→ MATERIAL PROVIDED:
--------------------------------

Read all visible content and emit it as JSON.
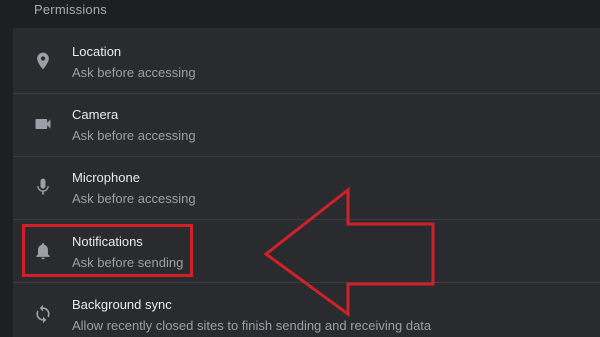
{
  "section": {
    "title": "Permissions"
  },
  "permissions": [
    {
      "icon": "location-pin-icon",
      "title": "Location",
      "subtitle": "Ask before accessing"
    },
    {
      "icon": "camera-icon",
      "title": "Camera",
      "subtitle": "Ask before accessing"
    },
    {
      "icon": "microphone-icon",
      "title": "Microphone",
      "subtitle": "Ask before accessing"
    },
    {
      "icon": "bell-icon",
      "title": "Notifications",
      "subtitle": "Ask before sending"
    },
    {
      "icon": "sync-icon",
      "title": "Background sync",
      "subtitle": "Allow recently closed sites to finish sending and receiving data"
    }
  ],
  "annotation": {
    "highlight_color": "#d0202a",
    "highlighted_item": "Notifications"
  },
  "colors": {
    "background": "#1e1f22",
    "card": "#2a2b2e",
    "title_text": "#e8eaed",
    "subtitle_text": "#9aa0a6",
    "icon": "#9aa0a6"
  }
}
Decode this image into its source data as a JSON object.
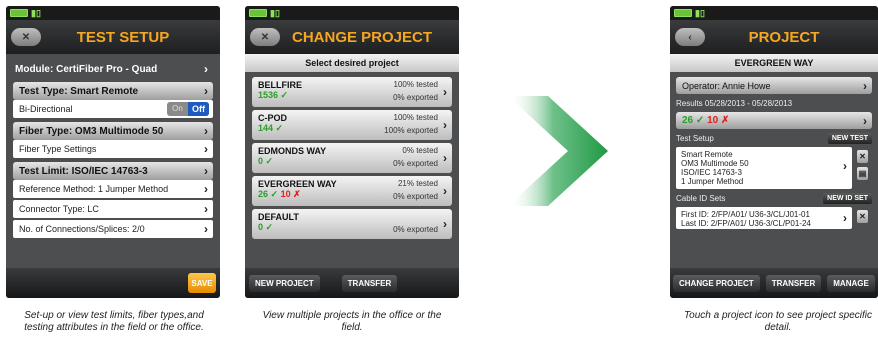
{
  "screen1": {
    "title": "TEST SETUP",
    "rows": [
      {
        "type": "plain",
        "label": "Module: CertiFiber Pro - Quad"
      },
      {
        "type": "hdr",
        "label": "Test Type: Smart Remote"
      },
      {
        "type": "toggle",
        "label": "Bi-Directional",
        "on": "On",
        "off": "Off"
      },
      {
        "type": "hdr",
        "label": "Fiber Type: OM3 Multimode 50"
      },
      {
        "type": "row",
        "label": "Fiber Type Settings"
      },
      {
        "type": "hdr",
        "label": "Test Limit: ISO/IEC 14763-3"
      },
      {
        "type": "row",
        "label": "Reference Method: 1 Jumper Method"
      },
      {
        "type": "row",
        "label": "Connector Type: LC"
      },
      {
        "type": "row",
        "label": "No. of Connections/Splices: 2/0"
      }
    ],
    "save": "SAVE",
    "caption": "Set-up or view test limits, fiber types,and testing attributes in the field or the office."
  },
  "screen2": {
    "title": "CHANGE PROJECT",
    "subtitle": "Select desired project",
    "projects": [
      {
        "name": "BELLFIRE",
        "count": "1536 ✓",
        "fail": "",
        "tested": "100% tested",
        "exported": "0% exported"
      },
      {
        "name": "C-POD",
        "count": "144 ✓",
        "fail": "",
        "tested": "100% tested",
        "exported": "100% exported"
      },
      {
        "name": "EDMONDS WAY",
        "count": "0 ✓",
        "fail": "",
        "tested": "0% tested",
        "exported": "0% exported"
      },
      {
        "name": "EVERGREEN WAY",
        "count": "26 ✓",
        "fail": "10 ✗",
        "tested": "21% tested",
        "exported": "0% exported"
      },
      {
        "name": "DEFAULT",
        "count": "0 ✓",
        "fail": "",
        "tested": "",
        "exported": "0% exported"
      }
    ],
    "new_project": "NEW PROJECT",
    "transfer": "TRANSFER",
    "caption": "View multiple projects in the office or the field."
  },
  "screen3": {
    "title": "PROJECT",
    "subtitle": "EVERGREEN WAY",
    "operator": "Operator: Annie Howe",
    "results_label": "Results 05/28/2013 - 05/28/2013",
    "pass": "26 ✓",
    "fail": "10 ✗",
    "test_setup_label": "Test Setup",
    "new_test": "NEW TEST",
    "setup_lines": [
      "Smart Remote",
      "OM3 Multimode 50",
      "ISO/IEC 14763-3",
      "1 Jumper Method"
    ],
    "cable_label": "Cable ID Sets",
    "new_id_set": "NEW ID SET",
    "cable_lines": [
      "First ID: 2/FP/A01/ U36-3/CL/J01-01",
      "Last ID: 2/FP/A01/ U36-3/CL/P01-24"
    ],
    "change_project": "CHANGE PROJECT",
    "transfer": "TRANSFER",
    "manage": "MANAGE",
    "caption": "Touch a project icon to see project specific detail."
  },
  "colors": {
    "accent": "#f5a623",
    "arrow": "#3aa655",
    "pass": "#2a9d2a",
    "fail": "#d22222",
    "toggle_off": "#1f5bbd"
  }
}
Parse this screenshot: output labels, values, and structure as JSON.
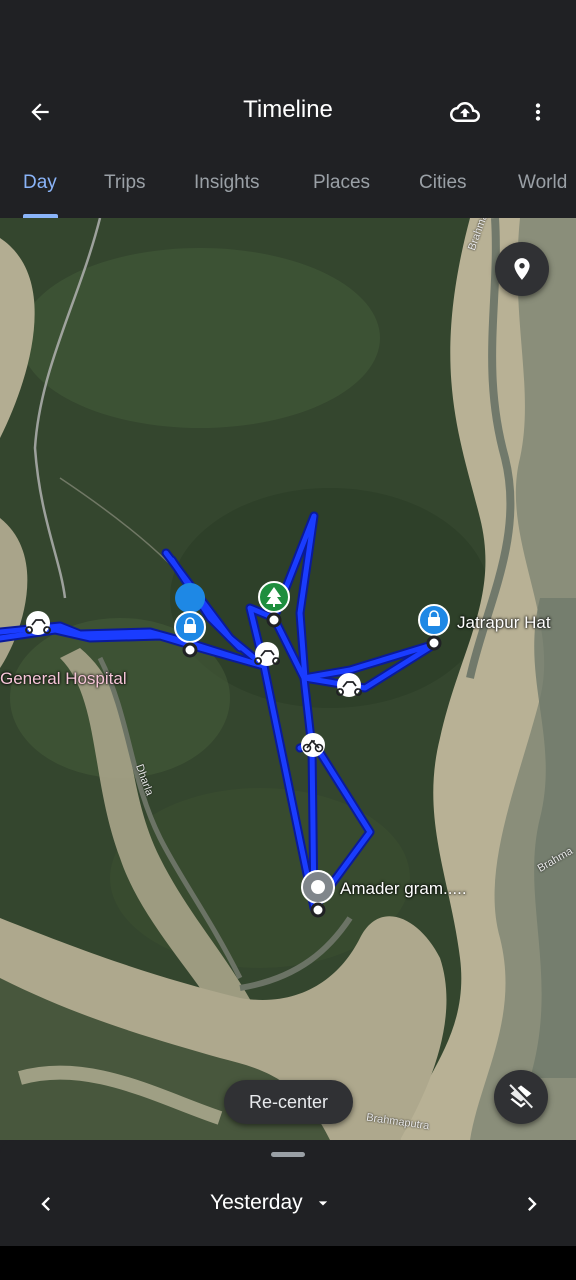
{
  "app_bar": {
    "title": "Timeline",
    "back_icon": "arrow-left-icon",
    "upload_icon": "cloud-upload-icon",
    "more_icon": "more-vert-icon"
  },
  "tabs": [
    {
      "label": "Day",
      "active": true
    },
    {
      "label": "Trips",
      "active": false
    },
    {
      "label": "Insights",
      "active": false
    },
    {
      "label": "Places",
      "active": false
    },
    {
      "label": "Cities",
      "active": false
    },
    {
      "label": "World",
      "active": false
    }
  ],
  "map": {
    "labels": {
      "place_1": "Jatrapur Hat",
      "place_2": "Amader gram.....",
      "place_3": "General Hospital"
    },
    "river_labels": {
      "top": "Brahmaputra",
      "right": "Brahma",
      "bottom": "Brahmaputra",
      "left": "Dharla"
    },
    "route_color": "#1a3cff",
    "marker_icons": [
      "shopping-bag-icon",
      "park-icon",
      "location-pin-icon",
      "motorcycle-icon",
      "bicycle-icon"
    ],
    "recenter_label": "Re-center",
    "place_fab_icon": "place-pin-icon",
    "layers_fab_icon": "layers-off-icon"
  },
  "bottom_sheet": {
    "date_label": "Yesterday",
    "prev_icon": "chevron-left-icon",
    "next_icon": "chevron-right-icon",
    "dropdown_icon": "caret-down-icon"
  },
  "colors": {
    "background": "#202124",
    "accent": "#8ab4f8",
    "shopping_marker": "#1e88e5",
    "park_marker": "#1e8e3e",
    "home_marker": "#5f6368"
  }
}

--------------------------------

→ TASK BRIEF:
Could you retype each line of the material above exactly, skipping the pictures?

→ TASK OUTPUT:
Read all visible content and emit it as JSON.
{
  "section": {
    "title": "Permissions"
  },
  "permissions": [
    {
      "icon": "location-pin-icon",
      "title": "Location",
      "subtitle": "Ask before accessing"
    },
    {
      "icon": "camera-icon",
      "title": "Camera",
      "subtitle": "Ask before accessing"
    },
    {
      "icon": "microphone-icon",
      "title": "Microphone",
      "subtitle": "Ask before accessing"
    },
    {
      "icon": "bell-icon",
      "title": "Notifications",
      "subtitle": "Ask before sending"
    },
    {
      "icon": "sync-icon",
      "title": "Background sync",
      "subtitle": "Allow recently closed sites to finish sending and receiving data"
    }
  ],
  "annotation": {
    "highlight_color": "#d0202a",
    "highlighted_item": "Notifications"
  },
  "colors": {
    "background": "#1e1f22",
    "card": "#2a2b2e",
    "title_text": "#e8eaed",
    "subtitle_text": "#9aa0a6",
    "icon": "#9aa0a6"
  }
}
Decode this image into its source data as a JSON object.
{
  "screen1": {
    "title": "TEST SETUP",
    "rows": [
      {
        "type": "plain",
        "label": "Module: CertiFiber Pro - Quad"
      },
      {
        "type": "hdr",
        "label": "Test Type: Smart Remote"
      },
      {
        "type": "toggle",
        "label": "Bi-Directional",
        "on": "On",
        "off": "Off"
      },
      {
        "type": "hdr",
        "label": "Fiber Type: OM3 Multimode 50"
      },
      {
        "type": "row",
        "label": "Fiber Type Settings"
      },
      {
        "type": "hdr",
        "label": "Test Limit: ISO/IEC 14763-3"
      },
      {
        "type": "row",
        "label": "Reference Method: 1 Jumper Method"
      },
      {
        "type": "row",
        "label": "Connector Type: LC"
      },
      {
        "type": "row",
        "label": "No. of Connections/Splices: 2/0"
      }
    ],
    "save": "SAVE",
    "caption": "Set-up or view test limits, fiber types,and testing attributes in the field or the office."
  },
  "screen2": {
    "title": "CHANGE PROJECT",
    "subtitle": "Select desired project",
    "projects": [
      {
        "name": "BELLFIRE",
        "count": "1536 ✓",
        "fail": "",
        "tested": "100% tested",
        "exported": "0% exported"
      },
      {
        "name": "C-POD",
        "count": "144 ✓",
        "fail": "",
        "tested": "100% tested",
        "exported": "100% exported"
      },
      {
        "name": "EDMONDS WAY",
        "count": "0 ✓",
        "fail": "",
        "tested": "0% tested",
        "exported": "0% exported"
      },
      {
        "name": "EVERGREEN WAY",
        "count": "26 ✓",
        "fail": "10 ✗",
        "tested": "21% tested",
        "exported": "0% exported"
      },
      {
        "name": "DEFAULT",
        "count": "0 ✓",
        "fail": "",
        "tested": "",
        "exported": "0% exported"
      }
    ],
    "new_project": "NEW PROJECT",
    "transfer": "TRANSFER",
    "caption": "View multiple projects in the office or the field."
  },
  "screen3": {
    "title": "PROJECT",
    "subtitle": "EVERGREEN WAY",
    "operator": "Operator: Annie Howe",
    "results_label": "Results 05/28/2013 - 05/28/2013",
    "pass": "26 ✓",
    "fail": "10 ✗",
    "test_setup_label": "Test Setup",
    "new_test": "NEW TEST",
    "setup_lines": [
      "Smart Remote",
      "OM3 Multimode 50",
      "ISO/IEC 14763-3",
      "1 Jumper Method"
    ],
    "cable_label": "Cable ID Sets",
    "new_id_set": "NEW ID SET",
    "cable_lines": [
      "First ID: 2/FP/A01/ U36-3/CL/J01-01",
      "Last ID: 2/FP/A01/ U36-3/CL/P01-24"
    ],
    "change_project": "CHANGE PROJECT",
    "transfer": "TRANSFER",
    "manage": "MANAGE",
    "caption": "Touch a project icon to see project specific detail."
  },
  "colors": {
    "accent": "#f5a623",
    "arrow": "#3aa655",
    "pass": "#2a9d2a",
    "fail": "#d22222",
    "toggle_off": "#1f5bbd"
  }
}
Parse this screenshot: output labels, values, and structure as JSON.
{
  "app_bar": {
    "title": "Timeline",
    "back_icon": "arrow-left-icon",
    "upload_icon": "cloud-upload-icon",
    "more_icon": "more-vert-icon"
  },
  "tabs": [
    {
      "label": "Day",
      "active": true
    },
    {
      "label": "Trips",
      "active": false
    },
    {
      "label": "Insights",
      "active": false
    },
    {
      "label": "Places",
      "active": false
    },
    {
      "label": "Cities",
      "active": false
    },
    {
      "label": "World",
      "active": false
    }
  ],
  "map": {
    "labels": {
      "place_1": "Jatrapur Hat",
      "place_2": "Amader gram.....",
      "place_3": "General Hospital"
    },
    "river_labels": {
      "top": "Brahmaputra",
      "right": "Brahma",
      "bottom": "Brahmaputra",
      "left": "Dharla"
    },
    "route_color": "#1a3cff",
    "marker_icons": [
      "shopping-bag-icon",
      "park-icon",
      "location-pin-icon",
      "motorcycle-icon",
      "bicycle-icon"
    ],
    "recenter_label": "Re-center",
    "place_fab_icon": "place-pin-icon",
    "layers_fab_icon": "layers-off-icon"
  },
  "bottom_sheet": {
    "date_label": "Yesterday",
    "prev_icon": "chevron-left-icon",
    "next_icon": "chevron-right-icon",
    "dropdown_icon": "caret-down-icon"
  },
  "colors": {
    "background": "#202124",
    "accent": "#8ab4f8",
    "shopping_marker": "#1e88e5",
    "park_marker": "#1e8e3e",
    "home_marker": "#5f6368"
  }
}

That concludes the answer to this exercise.